» **Exercise brief**:
Without including any picture, copy the entries that follow word for word.

» **Data excerpts**:
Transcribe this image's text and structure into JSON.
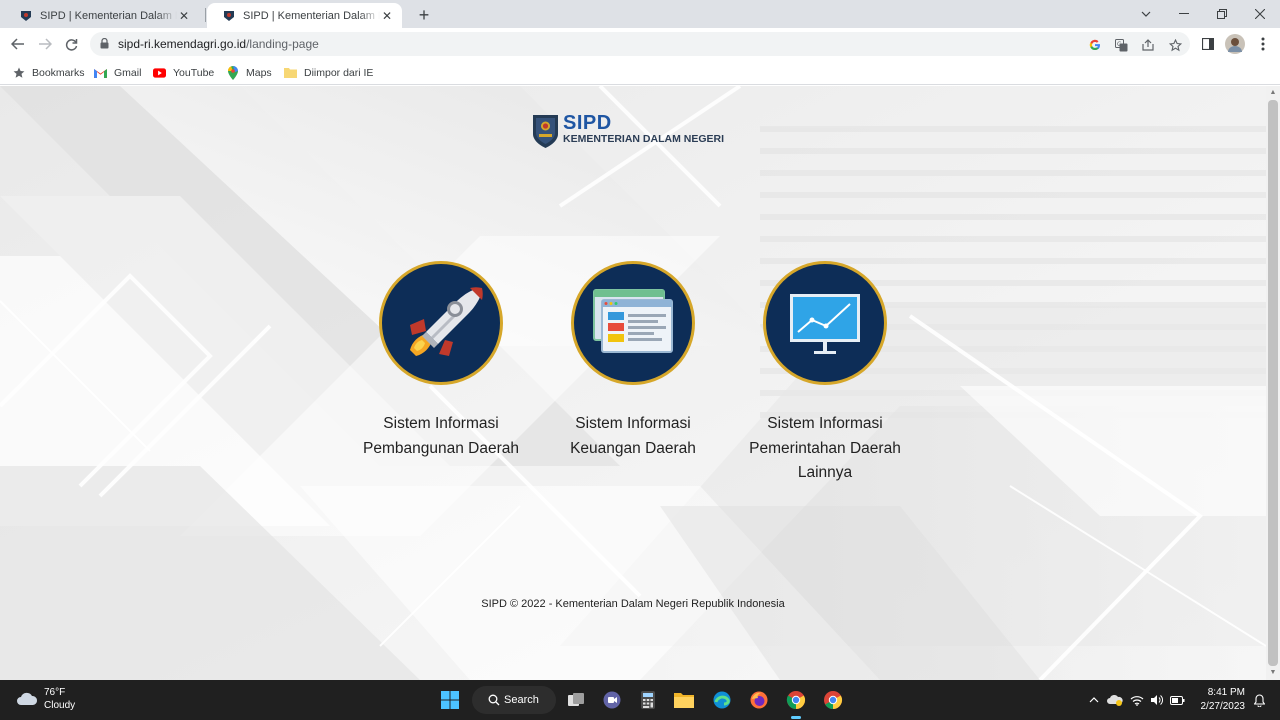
{
  "browser": {
    "tabs": [
      {
        "title": "SIPD | Kementerian Dalam Negeri",
        "active": false
      },
      {
        "title": "SIPD | Kementerian Dalam Negeri",
        "active": true
      }
    ],
    "url_host": "sipd-ri.kemendagri.go.id",
    "url_path": "/landing-page",
    "bookmarks": [
      {
        "label": "Bookmarks",
        "icon": "star-icon"
      },
      {
        "label": "Gmail",
        "icon": "gmail-icon"
      },
      {
        "label": "YouTube",
        "icon": "youtube-icon"
      },
      {
        "label": "Maps",
        "icon": "maps-icon"
      },
      {
        "label": "Diimpor dari IE",
        "icon": "folder-icon"
      }
    ]
  },
  "page": {
    "logo": {
      "name": "SIPD",
      "subtitle": "KEMENTERIAN DALAM NEGERI"
    },
    "cards": [
      {
        "line1": "Sistem Informasi",
        "line2": "Pembangunan Daerah",
        "line3": "",
        "icon": "rocket-icon"
      },
      {
        "line1": "Sistem Informasi",
        "line2": "Keuangan Daerah",
        "line3": "",
        "icon": "browser-windows-icon"
      },
      {
        "line1": "Sistem Informasi",
        "line2": "Pemerintahan Daerah",
        "line3": "Lainnya",
        "icon": "monitor-chart-icon"
      }
    ],
    "footer": "SIPD © 2022 - Kementerian Dalam Negeri Republik Indonesia"
  },
  "taskbar": {
    "weather_temp": "76°F",
    "weather_desc": "Cloudy",
    "search_label": "Search",
    "time": "8:41 PM",
    "date": "2/27/2023"
  },
  "colors": {
    "circle_bg": "#0d2d57",
    "circle_border": "#d6a72a",
    "logo_blue": "#1f56a3"
  }
}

» **Worked solution**:
Transcribe this image's text and structure into JSON.
{
  "browser": {
    "tabs": [
      {
        "title": "SIPD | Kementerian Dalam Negeri",
        "active": false
      },
      {
        "title": "SIPD | Kementerian Dalam Negeri",
        "active": true
      }
    ],
    "url_host": "sipd-ri.kemendagri.go.id",
    "url_path": "/landing-page",
    "bookmarks": [
      {
        "label": "Bookmarks",
        "icon": "star-icon"
      },
      {
        "label": "Gmail",
        "icon": "gmail-icon"
      },
      {
        "label": "YouTube",
        "icon": "youtube-icon"
      },
      {
        "label": "Maps",
        "icon": "maps-icon"
      },
      {
        "label": "Diimpor dari IE",
        "icon": "folder-icon"
      }
    ]
  },
  "page": {
    "logo": {
      "name": "SIPD",
      "subtitle": "KEMENTERIAN DALAM NEGERI"
    },
    "cards": [
      {
        "line1": "Sistem Informasi",
        "line2": "Pembangunan Daerah",
        "line3": "",
        "icon": "rocket-icon"
      },
      {
        "line1": "Sistem Informasi",
        "line2": "Keuangan Daerah",
        "line3": "",
        "icon": "browser-windows-icon"
      },
      {
        "line1": "Sistem Informasi",
        "line2": "Pemerintahan Daerah",
        "line3": "Lainnya",
        "icon": "monitor-chart-icon"
      }
    ],
    "footer": "SIPD © 2022 - Kementerian Dalam Negeri Republik Indonesia"
  },
  "taskbar": {
    "weather_temp": "76°F",
    "weather_desc": "Cloudy",
    "search_label": "Search",
    "time": "8:41 PM",
    "date": "2/27/2023"
  },
  "colors": {
    "circle_bg": "#0d2d57",
    "circle_border": "#d6a72a",
    "logo_blue": "#1f56a3"
  }
}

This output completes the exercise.